One of the more enjoyable, and overlooked, futuristic thrillers of the '90s, David Cronenberg's eXistenZ follows a game developer (Jennifer Jason Leigh) and a low-level employee at her company (Jude Law) on the run from bad guys wielding freaky guns that shoot human teeth. Sound bizarre? It is, and that doesn't even take into account the script's constant shifts between the real world and an increasingly difficult-to-detect virtual reality. Not a film with particularly broad appeal, in other words, but it tickled the neuroreceptors of critics like Jim Ridley of the Nashville Scene, who wrote, "Cronenberg makes leaps of logic, character, and setting so baffling that they don't become clear until the end. Even then, the final outcome is so devious you'll sit poking yourself to make sure you won't disappear with the click of the projector."
Given how strongly their visual sensibilities seem to have been influenced by video games, you'd think Mark Neveldine and Brian Taylor would be a natural fit for a movie like Gamer, which takes place in an imaginary future when technology allows unscrupulous individuals to engage in the "ultimate video game" by using mind control to play a grisly first-person shooter in which the stakes are literally life and death.

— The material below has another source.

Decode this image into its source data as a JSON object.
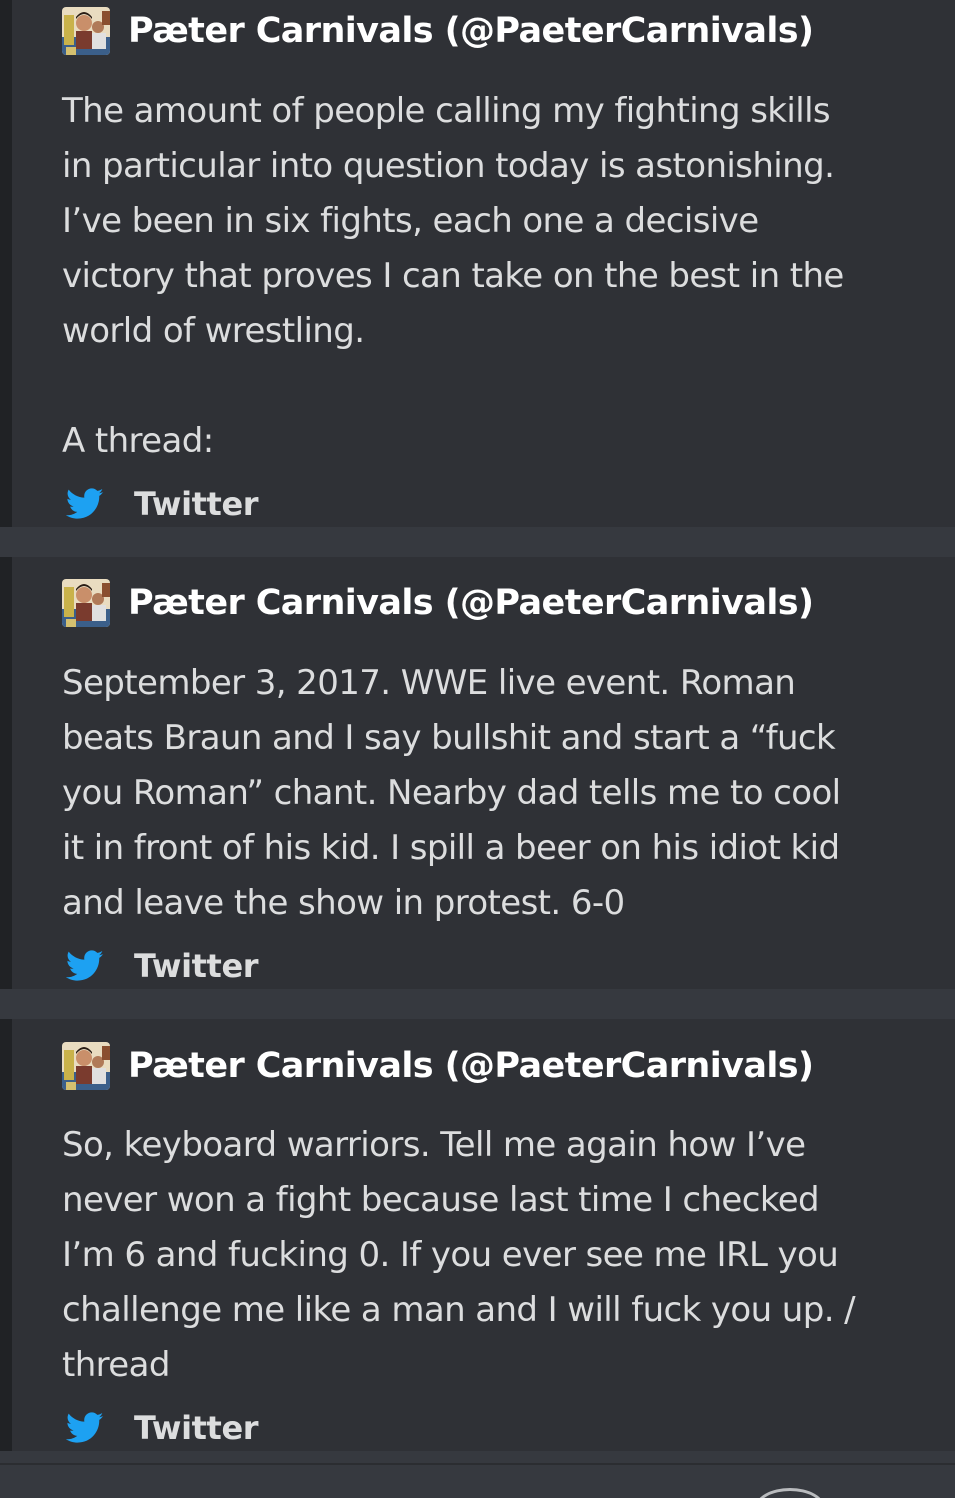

Alas, most critics felt that the end result was a cynical piece of shoot-'em-up action possessing none of the duo's signature flair -- although it found a few supporters in critics like AMCTV's Maitland McDonaugh, who argued, "A streak of genius runs through this dystopian vision of a world where VR games are played with real people... it touches some exposed nerves before retreating into clichés."
A lot of movies about video games highlight the way they can blur the line between reality and its virtual facsimile -- but perhaps none so effectively as King of Kong: A Fistful of Quarters, Seth Gordon's 2007 documentary about the war that continues to rage over ultimate high score supremacy among classic arcade game aficionados. By focusing on the bitter rivalry between mulleted arcade kingpin Billy Mitchell and Steve Wiebe, his soft-spoken challenger for the Donkey Kong world record, King of Kong manages some thought-provoking commentary on human nature while also serving as a pleasantly nostalgic trip down memory lane for the grown-up kids who haunted arcades in the 1980s -- and for those who never lost their allowance to the machines, Adam Graham of the Detroit News writes that it "illuminates and draws you into a subculture you never knew existed and makes you genuinely care about its characters."
A teen-friendly interstellar action flick that brought hardcore gamers' dreams to life while presaging the future direction of military technology, 1984's The Last Starfighter follows the adventures of a small-town teen (Lance Guest) whose incredible skill with a video game (called Starfighter, natch) leads to his being recruited as a pilot in an alien space war. It's familiar stuff -- especially during an era when the memory of one of cinema's most memorable wannabe space warriors, Luke Skywalker, was fresh in everyone's minds -- but it's capably handled, and it's easy to see how The Last Starfighter became one of the most beloved cult classics of the decade. As Rob Vaux of the Flipside Movie Emporium cautioned, "If you're going to shamelessly rip off Star Wars, make sure you do it with as much spirit as this film."